== RECORDS SUPPLIED ==
######

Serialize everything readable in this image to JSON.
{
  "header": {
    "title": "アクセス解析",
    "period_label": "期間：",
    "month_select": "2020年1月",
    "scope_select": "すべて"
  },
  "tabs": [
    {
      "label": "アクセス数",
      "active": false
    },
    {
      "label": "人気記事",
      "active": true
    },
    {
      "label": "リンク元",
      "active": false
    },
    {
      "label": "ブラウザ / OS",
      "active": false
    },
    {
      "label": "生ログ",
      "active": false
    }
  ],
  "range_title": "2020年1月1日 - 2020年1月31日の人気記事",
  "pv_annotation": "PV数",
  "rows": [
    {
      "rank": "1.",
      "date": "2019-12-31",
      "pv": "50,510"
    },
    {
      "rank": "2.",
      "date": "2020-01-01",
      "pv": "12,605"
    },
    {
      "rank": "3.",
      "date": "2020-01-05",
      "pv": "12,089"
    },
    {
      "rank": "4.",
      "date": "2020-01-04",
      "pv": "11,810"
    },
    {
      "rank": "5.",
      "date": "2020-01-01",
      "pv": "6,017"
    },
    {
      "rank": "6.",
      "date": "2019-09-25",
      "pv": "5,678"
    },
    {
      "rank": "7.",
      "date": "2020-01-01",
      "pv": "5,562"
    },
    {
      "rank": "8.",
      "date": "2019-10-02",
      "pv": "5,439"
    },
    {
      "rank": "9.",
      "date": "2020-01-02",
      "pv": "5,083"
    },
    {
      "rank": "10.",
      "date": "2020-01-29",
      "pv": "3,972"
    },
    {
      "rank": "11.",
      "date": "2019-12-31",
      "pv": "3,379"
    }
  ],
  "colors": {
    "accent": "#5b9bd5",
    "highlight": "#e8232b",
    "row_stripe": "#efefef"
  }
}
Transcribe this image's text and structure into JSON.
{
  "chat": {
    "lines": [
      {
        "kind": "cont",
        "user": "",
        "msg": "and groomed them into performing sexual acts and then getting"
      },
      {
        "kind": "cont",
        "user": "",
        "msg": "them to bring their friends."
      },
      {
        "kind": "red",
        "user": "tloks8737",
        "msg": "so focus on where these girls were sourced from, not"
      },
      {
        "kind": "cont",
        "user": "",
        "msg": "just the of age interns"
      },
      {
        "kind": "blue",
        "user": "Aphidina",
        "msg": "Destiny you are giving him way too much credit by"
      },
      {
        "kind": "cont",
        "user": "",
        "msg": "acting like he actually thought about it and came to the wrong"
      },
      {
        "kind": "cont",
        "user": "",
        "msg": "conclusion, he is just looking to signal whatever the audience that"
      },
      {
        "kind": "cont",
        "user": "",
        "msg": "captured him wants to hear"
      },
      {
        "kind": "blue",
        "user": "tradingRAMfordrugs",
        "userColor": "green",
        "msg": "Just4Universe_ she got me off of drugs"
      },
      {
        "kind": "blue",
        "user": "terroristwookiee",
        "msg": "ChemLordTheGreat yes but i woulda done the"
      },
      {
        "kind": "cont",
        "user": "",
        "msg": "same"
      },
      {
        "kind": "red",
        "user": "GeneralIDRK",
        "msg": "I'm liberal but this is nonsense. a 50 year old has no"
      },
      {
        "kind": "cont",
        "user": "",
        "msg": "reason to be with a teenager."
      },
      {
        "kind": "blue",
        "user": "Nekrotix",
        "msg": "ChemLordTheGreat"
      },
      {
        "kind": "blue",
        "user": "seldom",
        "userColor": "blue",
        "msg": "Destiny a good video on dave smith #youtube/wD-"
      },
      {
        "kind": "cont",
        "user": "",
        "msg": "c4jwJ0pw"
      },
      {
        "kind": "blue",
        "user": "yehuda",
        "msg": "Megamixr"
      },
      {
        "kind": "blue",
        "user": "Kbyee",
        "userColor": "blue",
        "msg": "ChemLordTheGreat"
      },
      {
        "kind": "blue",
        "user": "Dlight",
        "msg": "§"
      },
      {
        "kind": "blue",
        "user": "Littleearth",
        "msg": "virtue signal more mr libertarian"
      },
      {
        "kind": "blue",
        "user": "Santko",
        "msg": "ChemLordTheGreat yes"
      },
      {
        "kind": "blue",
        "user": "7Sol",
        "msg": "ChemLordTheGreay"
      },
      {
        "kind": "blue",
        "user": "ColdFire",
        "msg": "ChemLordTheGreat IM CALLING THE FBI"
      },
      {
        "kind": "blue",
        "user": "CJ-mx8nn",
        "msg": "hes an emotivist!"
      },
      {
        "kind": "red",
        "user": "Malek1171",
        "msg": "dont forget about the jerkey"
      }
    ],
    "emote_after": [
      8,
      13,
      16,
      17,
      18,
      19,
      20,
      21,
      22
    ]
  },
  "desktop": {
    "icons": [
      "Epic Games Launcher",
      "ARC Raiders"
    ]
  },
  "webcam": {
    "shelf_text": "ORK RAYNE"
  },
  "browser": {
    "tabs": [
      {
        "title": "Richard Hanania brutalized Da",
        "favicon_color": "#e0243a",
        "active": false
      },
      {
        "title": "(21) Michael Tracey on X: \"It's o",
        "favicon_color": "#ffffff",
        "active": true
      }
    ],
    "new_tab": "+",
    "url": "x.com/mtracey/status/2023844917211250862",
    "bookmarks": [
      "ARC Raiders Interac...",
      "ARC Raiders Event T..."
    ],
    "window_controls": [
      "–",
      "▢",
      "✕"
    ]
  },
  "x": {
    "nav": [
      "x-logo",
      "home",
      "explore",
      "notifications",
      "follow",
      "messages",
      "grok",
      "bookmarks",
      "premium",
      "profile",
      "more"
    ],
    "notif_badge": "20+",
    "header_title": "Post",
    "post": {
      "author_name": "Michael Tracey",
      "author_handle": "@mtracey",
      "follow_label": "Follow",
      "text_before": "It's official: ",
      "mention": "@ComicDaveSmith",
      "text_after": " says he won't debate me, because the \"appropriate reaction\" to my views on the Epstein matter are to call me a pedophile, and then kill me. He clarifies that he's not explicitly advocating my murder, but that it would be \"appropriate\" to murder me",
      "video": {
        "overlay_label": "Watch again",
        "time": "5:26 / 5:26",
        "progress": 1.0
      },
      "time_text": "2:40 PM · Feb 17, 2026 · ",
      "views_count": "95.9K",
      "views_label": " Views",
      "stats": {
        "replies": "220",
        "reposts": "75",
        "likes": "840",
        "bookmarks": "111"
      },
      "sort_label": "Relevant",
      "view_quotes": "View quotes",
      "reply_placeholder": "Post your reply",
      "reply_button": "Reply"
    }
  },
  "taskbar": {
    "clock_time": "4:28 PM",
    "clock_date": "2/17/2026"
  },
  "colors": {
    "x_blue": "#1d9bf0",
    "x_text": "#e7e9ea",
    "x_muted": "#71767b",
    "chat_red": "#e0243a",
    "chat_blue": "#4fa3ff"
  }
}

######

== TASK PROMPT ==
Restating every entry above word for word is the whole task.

== ANSWER SPACE ==
Serialize everything readable in this image to JSON.
{
  "header": {
    "title": "アクセス解析",
    "period_label": "期間：",
    "month_select": "2020年1月",
    "scope_select": "すべて"
  },
  "tabs": [
    {
      "label": "アクセス数",
      "active": false
    },
    {
      "label": "人気記事",
      "active": true
    },
    {
      "label": "リンク元",
      "active": false
    },
    {
      "label": "ブラウザ / OS",
      "active": false
    },
    {
      "label": "生ログ",
      "active": false
    }
  ],
  "range_title": "2020年1月1日 - 2020年1月31日の人気記事",
  "pv_annotation": "PV数",
  "rows": [
    {
      "rank": "1.",
      "date": "2019-12-31",
      "pv": "50,510"
    },
    {
      "rank": "2.",
      "date": "2020-01-01",
      "pv": "12,605"
    },
    {
      "rank": "3.",
      "date": "2020-01-05",
      "pv": "12,089"
    },
    {
      "rank": "4.",
      "date": "2020-01-04",
      "pv": "11,810"
    },
    {
      "rank": "5.",
      "date": "2020-01-01",
      "pv": "6,017"
    },
    {
      "rank": "6.",
      "date": "2019-09-25",
      "pv": "5,678"
    },
    {
      "rank": "7.",
      "date": "2020-01-01",
      "pv": "5,562"
    },
    {
      "rank": "8.",
      "date": "2019-10-02",
      "pv": "5,439"
    },
    {
      "rank": "9.",
      "date": "2020-01-02",
      "pv": "5,083"
    },
    {
      "rank": "10.",
      "date": "2020-01-29",
      "pv": "3,972"
    },
    {
      "rank": "11.",
      "date": "2019-12-31",
      "pv": "3,379"
    }
  ],
  "colors": {
    "accent": "#5b9bd5",
    "highlight": "#e8232b",
    "row_stripe": "#efefef"
  }
}
Transcribe this image's text and structure into JSON.
{
  "chat": {
    "lines": [
      {
        "kind": "cont",
        "user": "",
        "msg": "and groomed them into performing sexual acts and then getting"
      },
      {
        "kind": "cont",
        "user": "",
        "msg": "them to bring their friends."
      },
      {
        "kind": "red",
        "user": "tloks8737",
        "msg": "so focus on where these girls were sourced from, not"
      },
      {
        "kind": "cont",
        "user": "",
        "msg": "just the of age interns"
      },
      {
        "kind": "blue",
        "user": "Aphidina",
        "msg": "Destiny you are giving him way too much credit by"
      },
      {
        "kind": "cont",
        "user": "",
        "msg": "acting like he actually thought about it and came to the wrong"
      },
      {
        "kind": "cont",
        "user": "",
        "msg": "conclusion, he is just looking to signal whatever the audience that"
      },
      {
        "kind": "cont",
        "user": "",
        "msg": "captured him wants to hear"
      },
      {
        "kind": "blue",
        "user": "tradingRAMfordrugs",
        "userColor": "green",
        "msg": "Just4Universe_ she got me off of drugs"
      },
      {
        "kind": "blue",
        "user": "terroristwookiee",
        "msg": "ChemLordTheGreat yes but i woulda done the"
      },
      {
        "kind": "cont",
        "user": "",
        "msg": "same"
      },
      {
        "kind": "red",
        "user": "GeneralIDRK",
        "msg": "I'm liberal but this is nonsense. a 50 year old has no"
      },
      {
        "kind": "cont",
        "user": "",
        "msg": "reason to be with a teenager."
      },
      {
        "kind": "blue",
        "user": "Nekrotix",
        "msg": "ChemLordTheGreat"
      },
      {
        "kind": "blue",
        "user": "seldom",
        "userColor": "blue",
        "msg": "Destiny a good video on dave smith #youtube/wD-"
      },
      {
        "kind": "cont",
        "user": "",
        "msg": "c4jwJ0pw"
      },
      {
        "kind": "blue",
        "user": "yehuda",
        "msg": "Megamixr"
      },
      {
        "kind": "blue",
        "user": "Kbyee",
        "userColor": "blue",
        "msg": "ChemLordTheGreat"
      },
      {
        "kind": "blue",
        "user": "Dlight",
        "msg": "§"
      },
      {
        "kind": "blue",
        "user": "Littleearth",
        "msg": "virtue signal more mr libertarian"
      },
      {
        "kind": "blue",
        "user": "Santko",
        "msg": "ChemLordTheGreat yes"
      },
      {
        "kind": "blue",
        "user": "7Sol",
        "msg": "ChemLordTheGreay"
      },
      {
        "kind": "blue",
        "user": "ColdFire",
        "msg": "ChemLordTheGreat IM CALLING THE FBI"
      },
      {
        "kind": "blue",
        "user": "CJ-mx8nn",
        "msg": "hes an emotivist!"
      },
      {
        "kind": "red",
        "user": "Malek1171",
        "msg": "dont forget about the jerkey"
      }
    ],
    "emote_after": [
      8,
      13,
      16,
      17,
      18,
      19,
      20,
      21,
      22
    ]
  },
  "desktop": {
    "icons": [
      "Epic Games Launcher",
      "ARC Raiders"
    ]
  },
  "webcam": {
    "shelf_text": "ORK RAYNE"
  },
  "browser": {
    "tabs": [
      {
        "title": "Richard Hanania brutalized Da",
        "favicon_color": "#e0243a",
        "active": false
      },
      {
        "title": "(21) Michael Tracey on X: \"It's o",
        "favicon_color": "#ffffff",
        "active": true
      }
    ],
    "new_tab": "+",
    "url": "x.com/mtracey/status/2023844917211250862",
    "bookmarks": [
      "ARC Raiders Interac...",
      "ARC Raiders Event T..."
    ],
    "window_controls": [
      "–",
      "▢",
      "✕"
    ]
  },
  "x": {
    "nav": [
      "x-logo",
      "home",
      "explore",
      "notifications",
      "follow",
      "messages",
      "grok",
      "bookmarks",
      "premium",
      "profile",
      "more"
    ],
    "notif_badge": "20+",
    "header_title": "Post",
    "post": {
      "author_name": "Michael Tracey",
      "author_handle": "@mtracey",
      "follow_label": "Follow",
      "text_before": "It's official: ",
      "mention": "@ComicDaveSmith",
      "text_after": " says he won't debate me, because the \"appropriate reaction\" to my views on the Epstein matter are to call me a pedophile, and then kill me. He clarifies that he's not explicitly advocating my murder, but that it would be \"appropriate\" to murder me",
      "video": {
        "overlay_label": "Watch again",
        "time": "5:26 / 5:26",
        "progress": 1.0
      },
      "time_text": "2:40 PM · Feb 17, 2026 · ",
      "views_count": "95.9K",
      "views_label": " Views",
      "stats": {
        "replies": "220",
        "reposts": "75",
        "likes": "840",
        "bookmarks": "111"
      },
      "sort_label": "Relevant",
      "view_quotes": "View quotes",
      "reply_placeholder": "Post your reply",
      "reply_button": "Reply"
    }
  },
  "taskbar": {
    "clock_time": "4:28 PM",
    "clock_date": "2/17/2026"
  },
  "colors": {
    "x_blue": "#1d9bf0",
    "x_text": "#e7e9ea",
    "x_muted": "#71767b",
    "chat_red": "#e0243a",
    "chat_blue": "#4fa3ff"
  }
}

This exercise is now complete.